With any series of essays by different authors, you will have differing styles and differing opinions, so I figure there's bound to be a few that you can't relate to at all. I'm sure another reader will find the essays that I didn't like to be his/her favorites!

The authors of these essays were able to put into words the feelings that I had as I went through the process of learning how to nurse, dealing with the pain, dealing with infections, and finally weaning.

I am not a writer AT ALL, so it was wonderful to read how these women were able to capture the emotional highs and lows that women go through during this period - whether they nurse/supplement/formula feed.
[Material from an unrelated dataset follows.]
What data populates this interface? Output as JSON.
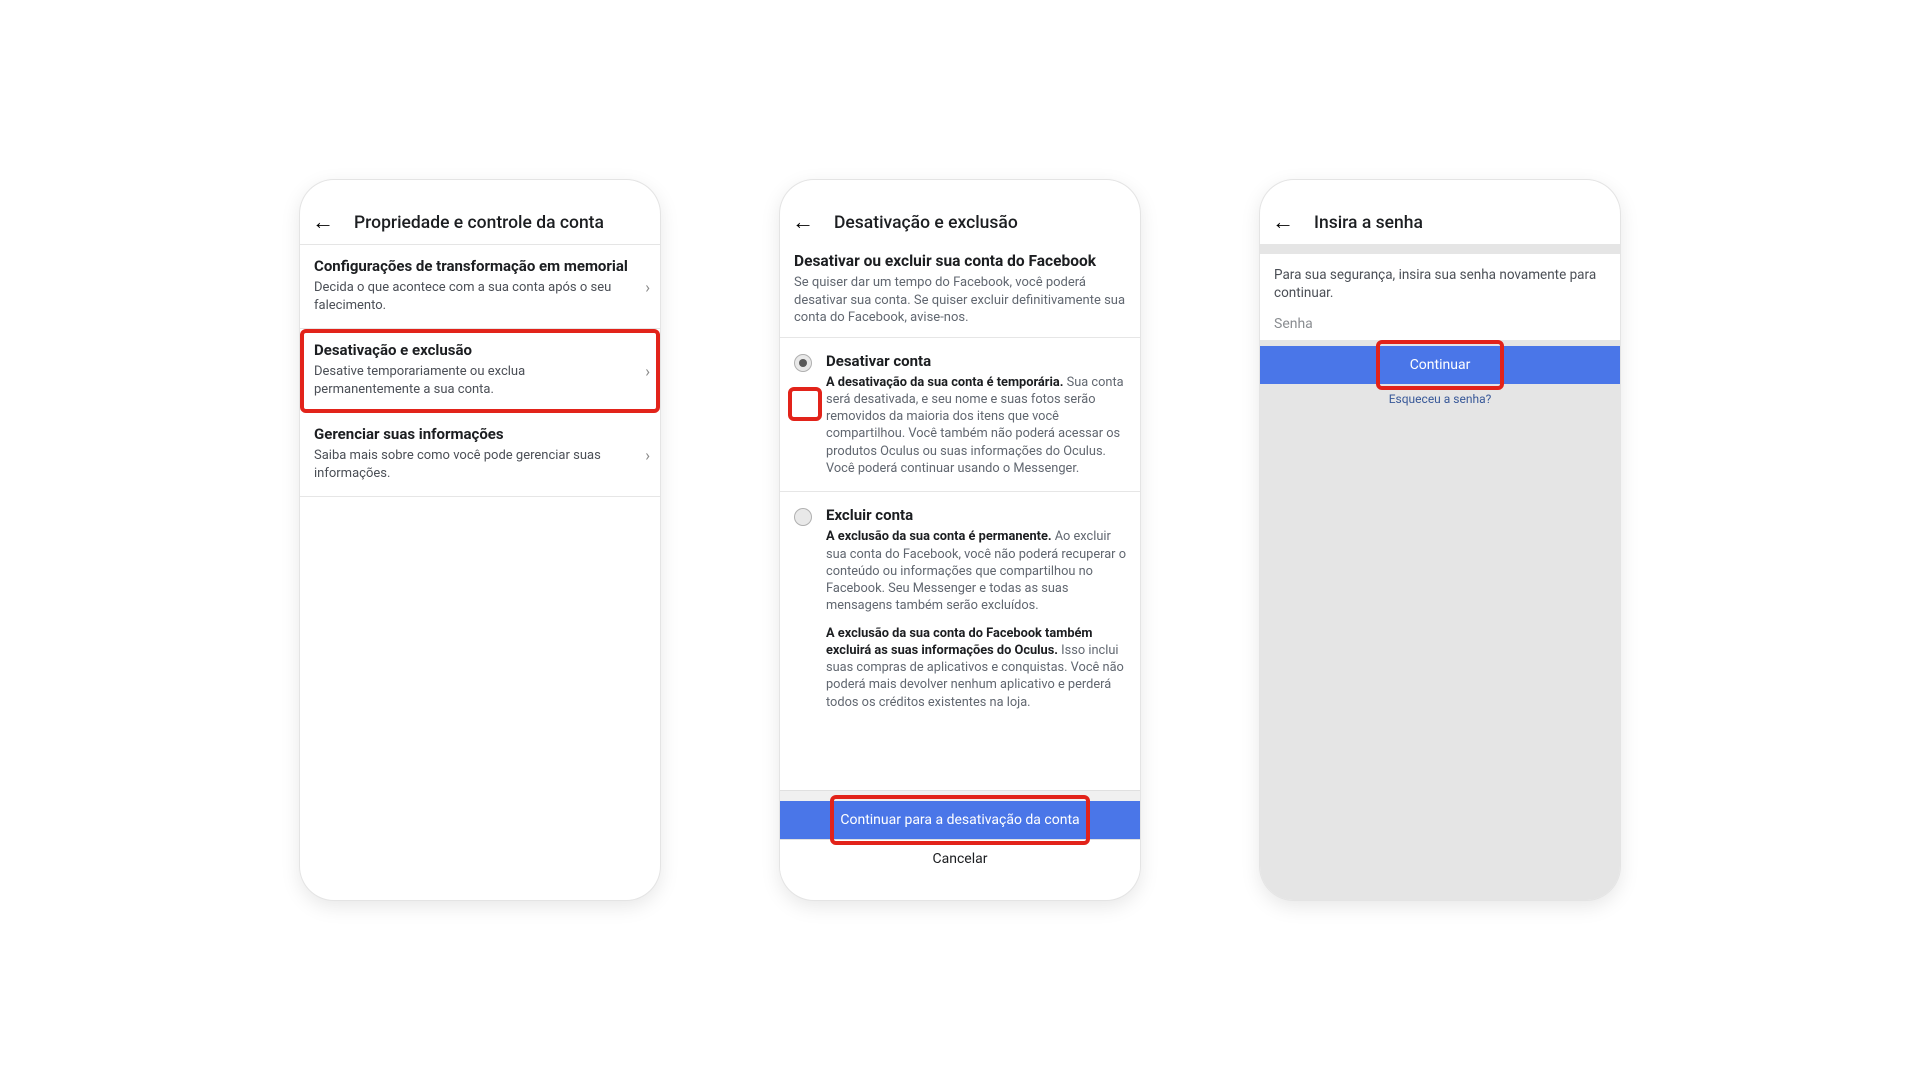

There is definitely something in this book for everyone.

Again, you might not like all the essays, but I can almost guarantee that if you're a mom, there will be one or two that you will relate to.
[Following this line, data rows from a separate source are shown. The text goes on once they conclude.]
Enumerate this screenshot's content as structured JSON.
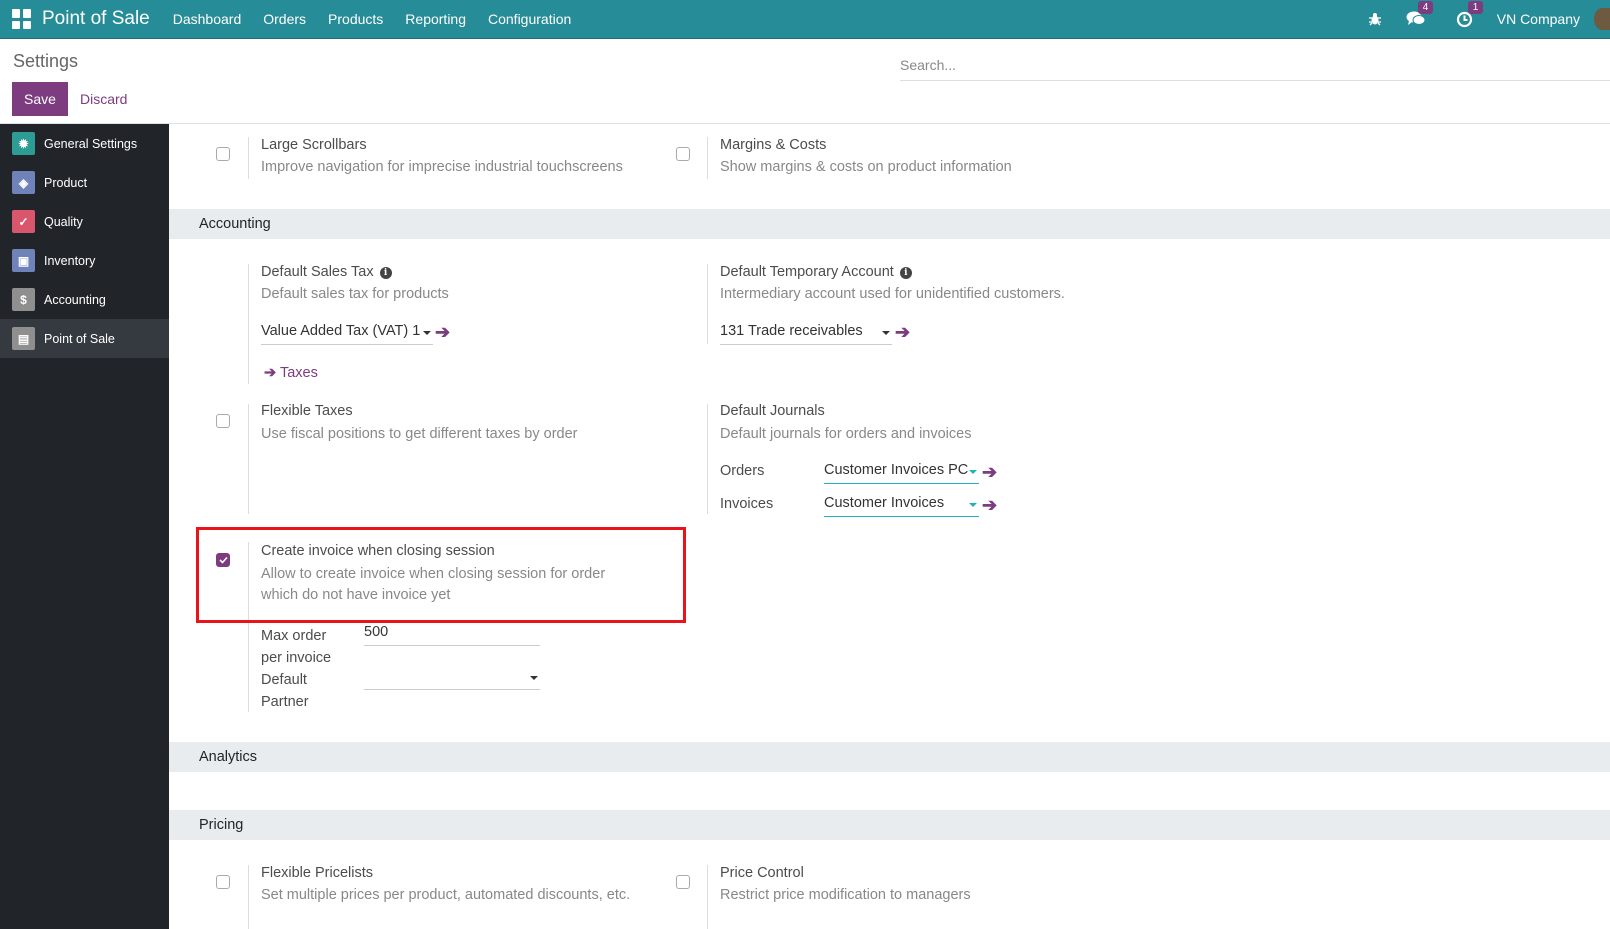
{
  "navbar": {
    "app_name": "Point of Sale",
    "menu": [
      "Dashboard",
      "Orders",
      "Products",
      "Reporting",
      "Configuration"
    ],
    "messages_count": "4",
    "activities_count": "1",
    "company": "VN Company",
    "colors": {
      "navbar_bg": "#268c97",
      "accent": "#7c3c7f"
    }
  },
  "control_panel": {
    "title": "Settings",
    "save_label": "Save",
    "discard_label": "Discard",
    "search_placeholder": "Search..."
  },
  "sidebar": {
    "items": [
      {
        "label": "General Settings",
        "icon": "gear-icon",
        "color": "#2c9c94"
      },
      {
        "label": "Product",
        "icon": "tags-icon",
        "color": "#6f83b8"
      },
      {
        "label": "Quality",
        "icon": "check-badge-icon",
        "color": "#d9566d"
      },
      {
        "label": "Inventory",
        "icon": "box-icon",
        "color": "#6f83b8"
      },
      {
        "label": "Accounting",
        "icon": "invoice-icon",
        "color": "#8f8f8f"
      },
      {
        "label": "Point of Sale",
        "icon": "pos-icon",
        "color": "#8f8f8f",
        "active": true
      }
    ]
  },
  "settings": {
    "large_scrollbars": {
      "title": "Large Scrollbars",
      "desc": "Improve navigation for imprecise industrial touchscreens",
      "checked": false
    },
    "margins_costs": {
      "title": "Margins & Costs",
      "desc": "Show margins & costs on product information",
      "checked": false
    },
    "accounting_header": "Accounting",
    "default_sales_tax": {
      "title": "Default Sales Tax",
      "desc": "Default sales tax for products",
      "value": "Value Added Tax (VAT) 1",
      "link": "Taxes"
    },
    "default_temp_account": {
      "title": "Default Temporary Account",
      "desc": "Intermediary account used for unidentified customers.",
      "value": "131 Trade receivables"
    },
    "flexible_taxes": {
      "title": "Flexible Taxes",
      "desc": "Use fiscal positions to get different taxes by order",
      "checked": false
    },
    "default_journals": {
      "title": "Default Journals",
      "desc": "Default journals for orders and invoices",
      "orders_label": "Orders",
      "orders_value": "Customer Invoices PC",
      "invoices_label": "Invoices",
      "invoices_value": "Customer Invoices"
    },
    "create_invoice": {
      "title": "Create invoice when closing session",
      "desc_line1": "Allow to create invoice when closing session for order",
      "desc_line2": "which do not have invoice yet",
      "checked": true,
      "max_order_label_1": "Max order",
      "max_order_label_2": "per invoice",
      "max_order_value": "500",
      "default_partner_label_1": "Default",
      "default_partner_label_2": "Partner",
      "default_partner_value": ""
    },
    "analytics_header": "Analytics",
    "pricing_header": "Pricing",
    "flexible_pricelists": {
      "title": "Flexible Pricelists",
      "desc": "Set multiple prices per product, automated discounts, etc.",
      "checked": false
    },
    "price_control": {
      "title": "Price Control",
      "desc": "Restrict price modification to managers",
      "checked": false
    }
  }
}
Berenn Berenn
I started with the last chapter, because my son has recently turned two and weaning is in sight. The stories were beautiful, bittersweet, and I found myself getting teary more than once, particularly when reading Catherine Newman's "Wean." In fact, just looking up the story, to get the author's name, my eyes fell on a particular paragraph and again I find myself close to weeping. Unfortunately, starting with the wonderful final chapter means that I finish with the "quitting" chapter. Similar only in that there is an end (or, in one case, no beginning at all), but completely different in their relevance to nursing mothers who would be interested in this type of book, the book would be much better if the entire chapter was removed. While some of the mothers in earlier chapters made some frustrating comments, I was able to just roll my eyes and still enjoy bits of their stories. The "On Empty" moms, however, either sounded like they likely had post partum depression, or were grasping for reasons why they couldn't do it. One seemed to imply that society wanted to place women back in the 1950s by making it impossible to be a working mother while nursing. I take great offense to this notion, as I successfully returned to work when my eldest son was four months old, pumping twice a day until shortly after his second birthday, never giving him a drop of formula. I don't fault mothers who are forced to supplement with formula; pumping is hard and definitely doesn't work for everyone. But I'd rather see stories of women who SUCCEED (whether or not formula comes into play) rather than give up entirely - I want a pep talk, not a cold reality check from someone who hasn't REALLY "been there, done that." I think that I'll go back and re-read "Wean" so that I feel like I finish on a high note. And I recommend skipping "On Empty" completely.